“This historic and rare cannon that has been used to memorialize those who served our community and nation over the last 80 years. Its preservation will safeguard the solemn ceremony at future Memorial Day observances for generations,” said Mayor Sidari. “I urge everyone to support the Medina Waterfront Development Committee in their effort to restore the cannon at State Street Park.”
Waterfront Development Committee Chairwoman Kathy Blackburn echoed those sentiments.
“This cannon has been in the park for as long as I can remember. It’s part of Medina’s past and future,” said Blackburn.
“We owe it to future generations to keep history alive; to be able to take our children and their children to see this piece of history and learn its lessons. If we don’t care for the artifacts of our history, they will turn to dust and our heritage along with it.”
“The piece is worthy of preservation for many reasons,” said Chris Busch, Planning Board Chair and Waterfront Committee member. “It is a rare and significant piece of military history. It is of interest to tourists, history enthusiasts, military buffs and is a well-known local landmark.”
According to Busch, every Memorial Day observance has been held at this site since the memorial was erected over 80 years ago. He calls it,”a hallowed part of the fabric of our community.” As part of the elaborate annual observance, the names of those who served and passed away that year are read aloud to a silent gathering of citizens.
“We neglect our history at our own peril,” said Busch “Life becomes easy. We forget the price that has been paid by generations before us on our behalf. Memorials like this one were erected to allow generations past to speak to us of the sacrifices that have secured our future.”
Blackburn said the project will not commence until enough funds have been raised to complete it . The committee has been quietly reaching out to community members to gauge support and have found enthusiasm for the project.

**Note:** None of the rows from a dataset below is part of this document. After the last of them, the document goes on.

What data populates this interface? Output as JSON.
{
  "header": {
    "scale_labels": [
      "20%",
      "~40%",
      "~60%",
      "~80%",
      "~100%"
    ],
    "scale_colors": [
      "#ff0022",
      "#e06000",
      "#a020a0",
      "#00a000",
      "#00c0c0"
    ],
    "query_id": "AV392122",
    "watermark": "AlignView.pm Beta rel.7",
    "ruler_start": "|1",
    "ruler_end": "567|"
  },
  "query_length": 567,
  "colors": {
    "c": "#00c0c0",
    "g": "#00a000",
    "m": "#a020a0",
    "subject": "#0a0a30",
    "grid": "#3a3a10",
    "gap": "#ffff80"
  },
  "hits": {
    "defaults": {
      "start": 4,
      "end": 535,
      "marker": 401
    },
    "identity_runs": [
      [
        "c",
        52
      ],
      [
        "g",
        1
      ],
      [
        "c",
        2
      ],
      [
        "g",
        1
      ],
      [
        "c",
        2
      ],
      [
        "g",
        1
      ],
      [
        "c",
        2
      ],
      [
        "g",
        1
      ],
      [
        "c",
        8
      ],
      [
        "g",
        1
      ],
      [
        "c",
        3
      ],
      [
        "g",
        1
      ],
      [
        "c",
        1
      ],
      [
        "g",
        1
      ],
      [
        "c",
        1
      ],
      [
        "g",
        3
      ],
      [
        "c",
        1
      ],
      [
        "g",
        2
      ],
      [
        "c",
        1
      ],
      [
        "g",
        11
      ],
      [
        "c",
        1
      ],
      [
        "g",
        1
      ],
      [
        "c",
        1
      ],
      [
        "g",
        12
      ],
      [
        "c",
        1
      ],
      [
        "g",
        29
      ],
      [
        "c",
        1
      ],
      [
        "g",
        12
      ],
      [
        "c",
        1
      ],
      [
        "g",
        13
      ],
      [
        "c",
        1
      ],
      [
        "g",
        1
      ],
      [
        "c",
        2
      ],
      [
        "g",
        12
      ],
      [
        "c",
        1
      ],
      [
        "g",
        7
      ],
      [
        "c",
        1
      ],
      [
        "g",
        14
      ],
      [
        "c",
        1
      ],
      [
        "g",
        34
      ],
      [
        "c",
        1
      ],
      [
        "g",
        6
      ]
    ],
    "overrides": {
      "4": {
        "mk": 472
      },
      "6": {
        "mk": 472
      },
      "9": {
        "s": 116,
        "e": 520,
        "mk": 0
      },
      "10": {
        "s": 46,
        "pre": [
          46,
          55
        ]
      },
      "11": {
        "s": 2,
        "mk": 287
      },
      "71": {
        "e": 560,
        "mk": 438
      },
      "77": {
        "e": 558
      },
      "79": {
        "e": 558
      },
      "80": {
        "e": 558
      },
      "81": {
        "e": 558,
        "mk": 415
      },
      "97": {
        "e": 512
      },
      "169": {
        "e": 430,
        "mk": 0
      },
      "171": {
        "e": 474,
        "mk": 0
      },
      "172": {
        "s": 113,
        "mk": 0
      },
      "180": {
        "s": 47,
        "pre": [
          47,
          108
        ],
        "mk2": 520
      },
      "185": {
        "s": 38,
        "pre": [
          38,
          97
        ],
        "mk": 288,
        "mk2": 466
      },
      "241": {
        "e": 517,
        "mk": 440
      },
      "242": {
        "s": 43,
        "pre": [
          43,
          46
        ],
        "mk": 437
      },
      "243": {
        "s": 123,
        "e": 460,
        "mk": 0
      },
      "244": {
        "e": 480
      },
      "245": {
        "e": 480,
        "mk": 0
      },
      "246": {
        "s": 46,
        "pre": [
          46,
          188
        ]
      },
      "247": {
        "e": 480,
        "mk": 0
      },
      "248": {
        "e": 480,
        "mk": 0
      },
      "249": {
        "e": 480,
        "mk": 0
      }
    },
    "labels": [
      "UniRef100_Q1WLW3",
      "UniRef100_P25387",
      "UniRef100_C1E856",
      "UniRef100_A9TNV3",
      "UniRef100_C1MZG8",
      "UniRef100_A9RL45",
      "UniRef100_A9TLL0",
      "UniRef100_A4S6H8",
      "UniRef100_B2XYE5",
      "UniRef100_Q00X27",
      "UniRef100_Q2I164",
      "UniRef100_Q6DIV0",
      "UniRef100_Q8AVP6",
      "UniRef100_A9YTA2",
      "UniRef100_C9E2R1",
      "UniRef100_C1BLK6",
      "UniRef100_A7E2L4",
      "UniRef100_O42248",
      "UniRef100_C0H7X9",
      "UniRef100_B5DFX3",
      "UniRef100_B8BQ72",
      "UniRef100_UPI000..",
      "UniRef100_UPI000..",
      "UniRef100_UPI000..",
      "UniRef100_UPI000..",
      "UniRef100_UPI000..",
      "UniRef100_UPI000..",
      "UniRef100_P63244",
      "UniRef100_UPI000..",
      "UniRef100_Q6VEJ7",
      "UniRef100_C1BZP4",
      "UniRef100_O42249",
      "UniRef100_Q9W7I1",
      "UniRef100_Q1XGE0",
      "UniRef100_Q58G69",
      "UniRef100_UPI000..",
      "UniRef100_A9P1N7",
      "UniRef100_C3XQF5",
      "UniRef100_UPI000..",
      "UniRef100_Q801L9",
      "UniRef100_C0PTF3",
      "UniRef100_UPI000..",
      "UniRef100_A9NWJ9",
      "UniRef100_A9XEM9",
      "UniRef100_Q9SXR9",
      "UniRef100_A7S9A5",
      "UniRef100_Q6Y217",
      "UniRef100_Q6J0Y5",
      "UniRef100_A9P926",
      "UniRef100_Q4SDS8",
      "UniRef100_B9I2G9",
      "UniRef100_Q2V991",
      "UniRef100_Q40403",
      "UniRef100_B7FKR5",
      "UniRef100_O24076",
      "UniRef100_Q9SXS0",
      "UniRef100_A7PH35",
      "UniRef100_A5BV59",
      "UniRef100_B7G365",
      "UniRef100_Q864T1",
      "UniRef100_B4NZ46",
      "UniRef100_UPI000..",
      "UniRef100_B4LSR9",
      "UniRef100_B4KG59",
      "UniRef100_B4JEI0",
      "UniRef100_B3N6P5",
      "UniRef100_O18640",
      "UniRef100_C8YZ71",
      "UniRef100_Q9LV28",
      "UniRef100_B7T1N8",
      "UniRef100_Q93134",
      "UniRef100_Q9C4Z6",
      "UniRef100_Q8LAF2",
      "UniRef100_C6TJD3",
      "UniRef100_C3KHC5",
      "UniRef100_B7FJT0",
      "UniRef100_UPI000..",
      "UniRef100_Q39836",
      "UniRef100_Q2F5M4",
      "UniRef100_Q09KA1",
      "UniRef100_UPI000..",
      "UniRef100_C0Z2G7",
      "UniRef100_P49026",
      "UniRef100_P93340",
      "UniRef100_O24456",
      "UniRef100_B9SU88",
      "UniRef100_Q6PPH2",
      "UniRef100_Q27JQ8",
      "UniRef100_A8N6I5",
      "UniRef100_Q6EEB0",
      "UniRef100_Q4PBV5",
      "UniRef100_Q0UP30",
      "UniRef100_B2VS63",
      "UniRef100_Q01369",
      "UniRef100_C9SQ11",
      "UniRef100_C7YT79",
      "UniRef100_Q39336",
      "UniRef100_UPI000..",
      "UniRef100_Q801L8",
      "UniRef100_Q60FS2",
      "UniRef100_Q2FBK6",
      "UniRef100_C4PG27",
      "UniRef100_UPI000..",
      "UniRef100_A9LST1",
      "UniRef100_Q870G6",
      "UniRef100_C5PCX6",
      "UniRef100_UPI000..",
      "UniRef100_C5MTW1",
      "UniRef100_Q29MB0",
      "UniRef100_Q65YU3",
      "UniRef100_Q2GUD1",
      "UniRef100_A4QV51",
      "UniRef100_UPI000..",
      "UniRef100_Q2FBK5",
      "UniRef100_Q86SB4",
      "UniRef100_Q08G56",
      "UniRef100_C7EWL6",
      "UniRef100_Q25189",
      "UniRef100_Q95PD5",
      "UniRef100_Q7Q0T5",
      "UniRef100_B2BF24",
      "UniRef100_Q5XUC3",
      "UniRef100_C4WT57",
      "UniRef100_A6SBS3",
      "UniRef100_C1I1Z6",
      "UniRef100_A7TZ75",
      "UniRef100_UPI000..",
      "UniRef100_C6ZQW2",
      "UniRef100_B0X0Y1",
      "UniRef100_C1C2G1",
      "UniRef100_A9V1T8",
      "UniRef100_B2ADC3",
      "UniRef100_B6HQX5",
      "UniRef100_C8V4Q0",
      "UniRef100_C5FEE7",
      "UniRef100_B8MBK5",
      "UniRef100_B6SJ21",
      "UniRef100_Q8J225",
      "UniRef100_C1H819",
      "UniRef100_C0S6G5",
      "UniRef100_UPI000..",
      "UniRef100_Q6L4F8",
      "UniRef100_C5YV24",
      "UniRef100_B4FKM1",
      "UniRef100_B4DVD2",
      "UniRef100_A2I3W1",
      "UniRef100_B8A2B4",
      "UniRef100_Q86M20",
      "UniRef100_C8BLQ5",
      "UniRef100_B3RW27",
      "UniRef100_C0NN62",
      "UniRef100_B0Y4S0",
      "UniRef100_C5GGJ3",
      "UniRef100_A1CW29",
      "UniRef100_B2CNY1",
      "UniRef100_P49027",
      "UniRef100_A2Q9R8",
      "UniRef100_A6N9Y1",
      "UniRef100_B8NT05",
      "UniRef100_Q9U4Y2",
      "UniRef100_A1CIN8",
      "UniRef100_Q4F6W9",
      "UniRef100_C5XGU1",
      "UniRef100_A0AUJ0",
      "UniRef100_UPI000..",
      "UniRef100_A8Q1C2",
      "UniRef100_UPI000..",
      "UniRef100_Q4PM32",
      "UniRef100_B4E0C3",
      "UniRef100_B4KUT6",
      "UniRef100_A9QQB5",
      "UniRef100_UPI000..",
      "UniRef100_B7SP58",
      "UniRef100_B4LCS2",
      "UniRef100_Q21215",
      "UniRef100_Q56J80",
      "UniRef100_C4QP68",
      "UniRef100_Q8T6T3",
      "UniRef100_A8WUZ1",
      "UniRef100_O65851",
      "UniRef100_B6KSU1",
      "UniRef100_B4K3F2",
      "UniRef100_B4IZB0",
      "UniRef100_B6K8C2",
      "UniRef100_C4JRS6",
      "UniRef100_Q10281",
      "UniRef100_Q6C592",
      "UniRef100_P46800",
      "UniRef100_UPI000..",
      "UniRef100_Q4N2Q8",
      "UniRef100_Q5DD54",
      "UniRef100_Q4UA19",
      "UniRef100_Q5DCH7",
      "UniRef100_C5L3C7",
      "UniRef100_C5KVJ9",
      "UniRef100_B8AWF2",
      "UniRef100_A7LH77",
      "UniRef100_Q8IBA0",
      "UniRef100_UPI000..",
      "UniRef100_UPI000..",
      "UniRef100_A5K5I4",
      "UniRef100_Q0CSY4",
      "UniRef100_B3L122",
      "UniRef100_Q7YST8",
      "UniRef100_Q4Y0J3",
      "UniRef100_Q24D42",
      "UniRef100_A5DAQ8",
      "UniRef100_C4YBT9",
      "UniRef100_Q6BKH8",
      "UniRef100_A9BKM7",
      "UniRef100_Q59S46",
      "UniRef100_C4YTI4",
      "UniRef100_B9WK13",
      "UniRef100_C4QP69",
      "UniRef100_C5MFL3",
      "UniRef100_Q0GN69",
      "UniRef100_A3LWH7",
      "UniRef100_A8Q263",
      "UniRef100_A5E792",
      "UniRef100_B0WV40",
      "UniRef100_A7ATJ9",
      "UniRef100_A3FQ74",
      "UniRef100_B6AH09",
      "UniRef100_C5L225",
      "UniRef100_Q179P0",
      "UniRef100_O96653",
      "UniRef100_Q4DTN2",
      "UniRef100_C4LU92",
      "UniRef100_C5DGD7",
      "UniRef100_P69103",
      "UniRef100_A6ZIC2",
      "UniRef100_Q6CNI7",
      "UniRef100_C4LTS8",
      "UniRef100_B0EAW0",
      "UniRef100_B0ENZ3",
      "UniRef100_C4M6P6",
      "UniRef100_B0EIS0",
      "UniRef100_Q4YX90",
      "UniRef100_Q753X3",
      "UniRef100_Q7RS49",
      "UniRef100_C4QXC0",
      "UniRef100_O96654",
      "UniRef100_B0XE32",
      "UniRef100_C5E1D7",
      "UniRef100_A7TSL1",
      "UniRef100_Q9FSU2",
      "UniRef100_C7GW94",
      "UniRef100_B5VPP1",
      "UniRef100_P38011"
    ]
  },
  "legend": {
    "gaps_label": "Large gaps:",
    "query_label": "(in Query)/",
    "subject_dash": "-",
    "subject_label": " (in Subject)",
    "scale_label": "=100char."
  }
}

“We have several incredibly generous commitments for donations from community members and organizations at this point,” Blackburn said. “Now we’re appealing to the public at large. As soon as sufficient funds have been raised, the committee will begin the restoration.”
A little over one year away will mark a significant date for the memorial: the eleventh hour of the eleventh day of the eleventh month when the guns fell silent.
“The one-hundredth anniversary of the World War I is coming up on November 11, 2018,” said Blackburn. “We are hoping that we can have the restoration completely finished in time for Memorial Day 2018 and for Veteran’s Day 2018.”
The Orleans Renaissance Group, Inc. is facilitating collection of donations for the committee’s efforts. Donations can be mailed to: Orleans Renaissance Group, PO Box 543, Medina, NY 14103 with the notation “Memorial Restoration Project”.